The high court will hear arguments Monday over the legality of Arizona’s voter-approved requirement that prospective voters document their U.S. citizenship in order to use a registration form produced under the federal “Motor Voter” voter registration law that doesn’t require such documentation.
This case focuses on voter registration in Arizona, which has tangled frequently with the federal government over immigration issues involving the Mexican border. But it has broader implications because four other states — Alabama, Georgia, Kansas and Tennessee — have similar requirements, and 12 other states are contemplating similar legislation, officials say.
The Obama administration is supporting challengers to the law.
By Kristin M. Hall, Associated Press
MURFREESBORO, Tenn. — Hundreds of people became naturalized U.S. citizens during a ceremony Monday afternoon at Middle Tennessee State University on the anniversary of the signing of the U.S. Constitution.
About 300 men and women who have immigrated to Tennessee from all over the world gathered to take the naturalization oath on Constitution Day, 225 years after the ratification of the rules that dictate the powers of the federal government.
Normally these ceremonies are held in the federal courthouse in downtown Nashville, but U.S. Magistrate Judge Joe B. Brown held the court session in the large university gymnasium in front of family and friends of the newest U.S. citizens.
Tennessee Supreme Court Chief Justice Gary Wade spoke about the history of the Constitution and its amendments.
A Tennessee bill that requires police to arrest people involved in serious car accidents but don’t have a driver’s license and proof of insurance is awaiting the governor’s signature, reports the Chattanooga TFP. A companion bill, one that would set a higher bail for those who, in addition to being involved in the serious accident, turn out to be in the country illegally, is still in the House Finance Subcommittee, according to its sponsor, Rep. Joe Carr, R-Lascassas. The bill is set to be heard next week.
Carr said both bills were prompted by an accident in the Nashville area two years ago in which a motorcyclist was killed and his daughter injured when a driver switched lanes without seeing them.
The driver, who didn’t have a driver’s license or insurance, was given only a citation for driving without a license, a misdemeanor. He also was suspected of being in the country illegally, but police weren’t able to determine whether that was true because officers only can check someone’s legal status once the person is arrested.
“Basically, the bill says a police officer shall arrest the individual in such cases where they don’t have a driver’s license or proof of insurance and serious bodily injury or death occur,” said Carr.
— Note: The first bill referenced is HB2466, entitled “The Ricky Otts Act.” The second is HB2678.
NASHVILLE, Tenn. (AP) — A proposal that seeks to regulate charter schools’ use of non-immigrant foreign workers has passed the Senate.
The measure sponsored by Republican Sen. Bill Ketron of Murfreesboro was approved 18-13 on Thursday.

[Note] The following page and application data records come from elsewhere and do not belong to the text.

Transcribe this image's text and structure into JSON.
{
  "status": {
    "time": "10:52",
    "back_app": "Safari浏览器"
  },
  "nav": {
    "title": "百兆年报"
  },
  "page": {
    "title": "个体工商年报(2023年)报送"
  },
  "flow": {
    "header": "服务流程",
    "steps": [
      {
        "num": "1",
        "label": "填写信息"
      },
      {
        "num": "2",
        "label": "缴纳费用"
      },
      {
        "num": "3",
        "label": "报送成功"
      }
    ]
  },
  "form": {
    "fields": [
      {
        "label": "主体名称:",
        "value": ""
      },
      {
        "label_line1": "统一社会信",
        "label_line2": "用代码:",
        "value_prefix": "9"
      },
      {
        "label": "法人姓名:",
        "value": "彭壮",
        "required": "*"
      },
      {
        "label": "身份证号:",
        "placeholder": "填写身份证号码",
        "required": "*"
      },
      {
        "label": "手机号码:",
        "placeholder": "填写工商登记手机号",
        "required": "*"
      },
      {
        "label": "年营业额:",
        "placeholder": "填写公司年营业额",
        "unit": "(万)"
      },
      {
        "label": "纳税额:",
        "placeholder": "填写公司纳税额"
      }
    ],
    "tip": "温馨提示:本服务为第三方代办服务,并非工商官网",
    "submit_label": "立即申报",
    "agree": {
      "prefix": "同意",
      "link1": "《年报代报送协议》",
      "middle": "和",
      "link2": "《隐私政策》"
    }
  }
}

A House floor vote on the companion bill was delayed until next week.
Under the proposal, a chartering authority may not approve a charter school application if the proposed charter school plans to hire a certain number of foreign workers from H1B or J-1 visa programs.
Republican Sen. Stacey Campfield of Knoxville called the measure discriminatory and says it prevents charter schools from employing the “best and the brightest” who may be legal residents.

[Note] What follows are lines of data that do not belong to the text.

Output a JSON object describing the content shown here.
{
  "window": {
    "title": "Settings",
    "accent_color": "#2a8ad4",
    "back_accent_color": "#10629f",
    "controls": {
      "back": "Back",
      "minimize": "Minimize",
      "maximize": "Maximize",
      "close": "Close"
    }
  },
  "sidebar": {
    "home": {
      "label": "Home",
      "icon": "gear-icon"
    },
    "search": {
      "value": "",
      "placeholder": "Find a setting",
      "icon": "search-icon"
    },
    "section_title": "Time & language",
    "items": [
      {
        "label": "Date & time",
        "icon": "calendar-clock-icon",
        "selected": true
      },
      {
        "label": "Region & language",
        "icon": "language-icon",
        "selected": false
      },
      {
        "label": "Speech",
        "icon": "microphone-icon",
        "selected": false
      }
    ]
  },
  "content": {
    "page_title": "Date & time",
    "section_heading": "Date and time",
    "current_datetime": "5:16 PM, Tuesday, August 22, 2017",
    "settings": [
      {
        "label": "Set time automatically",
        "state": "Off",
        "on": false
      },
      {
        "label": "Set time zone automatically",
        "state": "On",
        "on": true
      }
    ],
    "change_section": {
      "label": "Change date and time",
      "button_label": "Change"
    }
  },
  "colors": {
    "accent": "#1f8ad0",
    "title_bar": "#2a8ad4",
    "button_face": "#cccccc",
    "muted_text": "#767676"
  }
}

However, Ketron said the measure is intended to encourage charter schools to hire from within Tennessee first.